Sean Lemme/Staff reporter
Sean Lemme can be reached at linfieldreviewnews@gmail.com.

Sustainability committee seeks full-time leader

The Advisory Committee on the Environment and Sustainability meeting Oct. 14 focused on the possibility of hiring a full-time sustainability coordinator.
Senior David Kellner-Rode, a member of ACES committee, said the biggest problem for ACES is that the committee comprises faculty members, staff and students with some interest in sustainability or climate change, but everyone has difficulty finding time to focus on the issues.
He also said it’s necessary to have a full-time sustainability coordinator for Linfield, since it’s a leader in higher education working toward sustainability.
Thomas Love, professor of Anthropology and chair of the Sociology and Anthropology Department, said he thinks ACES needs a central person to collect all the committee’s work.
According to the Linfield Sustainability website, President Thomas Hellie appointed the ACES committee in Sept. 2007 and signed the American College & University Presidents’ Climate Commitment on Earth Day in 2008.
ACES was charged with maintaining an updated Green House Gas Inventory and developing a Climate Action Plan.
The long-term Climate Action Plan is a major goal for the ACES and was finalized in early September.
Based on a semester-long project by the Environmental Studies Problem Solving Seminar in Spring Semester 2009, ACES came up the Climate Action Plan with the help of an environmental counseling group.
“[The] Climate Action Plan is a 50-year plan for college climate sustainability, ” Kellner-Rode said. “I hope to make more concrete work on it.”
He also said it entails many ideas for reducing carbon emissions: behavior changes, such as having shorter showers, turning off computers and heaters and unplugging appliances not in use; building designs, which would make energy more efficient in old buildings; and reducing expenditures in air travel.
For instance, an admissions officer should have teleconferences instead of flying to different high schools to visit prospective students.
As the only student member of ACES, Kellner-Rode said there will be two more students joining the meeting in the future, and he welcomes any students who are interested in sustainability to attended the meetings.
The next meeting will be at 8 a.m. Oct. 28 in The President’s Dining room in left wing of Dillin Hall.

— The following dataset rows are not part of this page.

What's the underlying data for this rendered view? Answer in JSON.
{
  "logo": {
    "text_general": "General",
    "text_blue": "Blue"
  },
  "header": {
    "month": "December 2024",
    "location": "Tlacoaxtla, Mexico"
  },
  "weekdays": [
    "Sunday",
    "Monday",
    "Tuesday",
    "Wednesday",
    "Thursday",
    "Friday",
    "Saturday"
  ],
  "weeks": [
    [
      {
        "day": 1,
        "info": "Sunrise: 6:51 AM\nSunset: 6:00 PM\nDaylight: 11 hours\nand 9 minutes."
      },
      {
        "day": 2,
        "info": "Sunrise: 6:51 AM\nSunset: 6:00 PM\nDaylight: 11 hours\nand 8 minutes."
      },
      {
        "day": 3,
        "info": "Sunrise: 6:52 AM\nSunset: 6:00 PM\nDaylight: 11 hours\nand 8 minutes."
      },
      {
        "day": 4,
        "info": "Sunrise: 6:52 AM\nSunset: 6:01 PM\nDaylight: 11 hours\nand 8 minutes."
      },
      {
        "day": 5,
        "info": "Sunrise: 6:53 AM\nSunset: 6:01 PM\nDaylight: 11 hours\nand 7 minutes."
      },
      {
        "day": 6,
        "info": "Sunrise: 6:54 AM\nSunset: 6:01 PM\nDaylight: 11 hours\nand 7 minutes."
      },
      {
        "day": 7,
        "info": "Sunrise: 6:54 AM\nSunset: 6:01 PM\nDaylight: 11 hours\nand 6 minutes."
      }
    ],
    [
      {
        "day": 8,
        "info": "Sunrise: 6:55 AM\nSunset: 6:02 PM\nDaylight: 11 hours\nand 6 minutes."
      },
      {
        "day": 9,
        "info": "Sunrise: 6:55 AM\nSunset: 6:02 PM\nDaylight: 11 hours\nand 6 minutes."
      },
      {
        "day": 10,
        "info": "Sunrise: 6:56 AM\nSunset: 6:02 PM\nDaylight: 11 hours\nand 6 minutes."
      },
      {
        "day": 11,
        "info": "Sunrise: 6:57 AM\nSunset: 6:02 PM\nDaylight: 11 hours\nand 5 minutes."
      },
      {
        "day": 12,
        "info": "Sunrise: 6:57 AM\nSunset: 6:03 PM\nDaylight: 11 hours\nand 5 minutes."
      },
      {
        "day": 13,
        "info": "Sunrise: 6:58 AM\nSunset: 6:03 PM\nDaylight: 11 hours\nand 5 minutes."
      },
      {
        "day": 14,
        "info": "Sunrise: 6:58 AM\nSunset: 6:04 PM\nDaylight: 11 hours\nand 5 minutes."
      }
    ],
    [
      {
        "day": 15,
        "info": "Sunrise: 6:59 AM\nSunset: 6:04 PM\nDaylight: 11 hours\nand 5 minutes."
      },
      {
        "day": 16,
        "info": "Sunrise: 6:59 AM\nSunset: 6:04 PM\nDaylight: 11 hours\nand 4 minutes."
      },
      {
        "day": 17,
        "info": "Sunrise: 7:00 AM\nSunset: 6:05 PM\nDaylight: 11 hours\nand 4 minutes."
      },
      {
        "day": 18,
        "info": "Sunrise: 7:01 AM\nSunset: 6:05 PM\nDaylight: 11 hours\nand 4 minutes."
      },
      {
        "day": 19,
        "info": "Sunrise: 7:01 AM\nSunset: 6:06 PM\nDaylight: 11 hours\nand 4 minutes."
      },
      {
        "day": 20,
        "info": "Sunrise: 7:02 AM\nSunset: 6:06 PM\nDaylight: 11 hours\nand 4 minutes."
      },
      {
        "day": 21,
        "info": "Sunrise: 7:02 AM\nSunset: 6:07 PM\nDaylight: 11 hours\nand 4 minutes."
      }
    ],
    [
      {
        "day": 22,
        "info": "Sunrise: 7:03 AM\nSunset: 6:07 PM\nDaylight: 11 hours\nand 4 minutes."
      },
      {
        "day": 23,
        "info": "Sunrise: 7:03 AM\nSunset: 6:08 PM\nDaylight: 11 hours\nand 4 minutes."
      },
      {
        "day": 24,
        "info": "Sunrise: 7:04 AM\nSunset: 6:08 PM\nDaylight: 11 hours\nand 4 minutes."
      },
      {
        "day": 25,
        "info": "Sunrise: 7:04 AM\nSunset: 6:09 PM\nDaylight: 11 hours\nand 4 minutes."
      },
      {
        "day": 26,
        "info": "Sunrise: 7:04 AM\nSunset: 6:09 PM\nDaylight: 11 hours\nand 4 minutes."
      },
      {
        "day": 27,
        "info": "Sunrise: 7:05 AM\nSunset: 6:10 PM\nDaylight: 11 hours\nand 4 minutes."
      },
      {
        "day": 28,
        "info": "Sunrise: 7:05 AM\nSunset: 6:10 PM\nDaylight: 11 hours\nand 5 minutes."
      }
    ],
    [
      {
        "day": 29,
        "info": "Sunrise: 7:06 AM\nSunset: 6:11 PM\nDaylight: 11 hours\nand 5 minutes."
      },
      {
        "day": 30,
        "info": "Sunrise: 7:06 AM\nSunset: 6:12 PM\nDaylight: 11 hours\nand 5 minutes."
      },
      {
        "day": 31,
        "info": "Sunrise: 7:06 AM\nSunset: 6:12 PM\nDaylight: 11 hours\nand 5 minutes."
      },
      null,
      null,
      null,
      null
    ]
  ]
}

Jaffy Xiao/Features editor
Jaffy Xiao can be reached at linfieldreviewfeatures@gmail.com.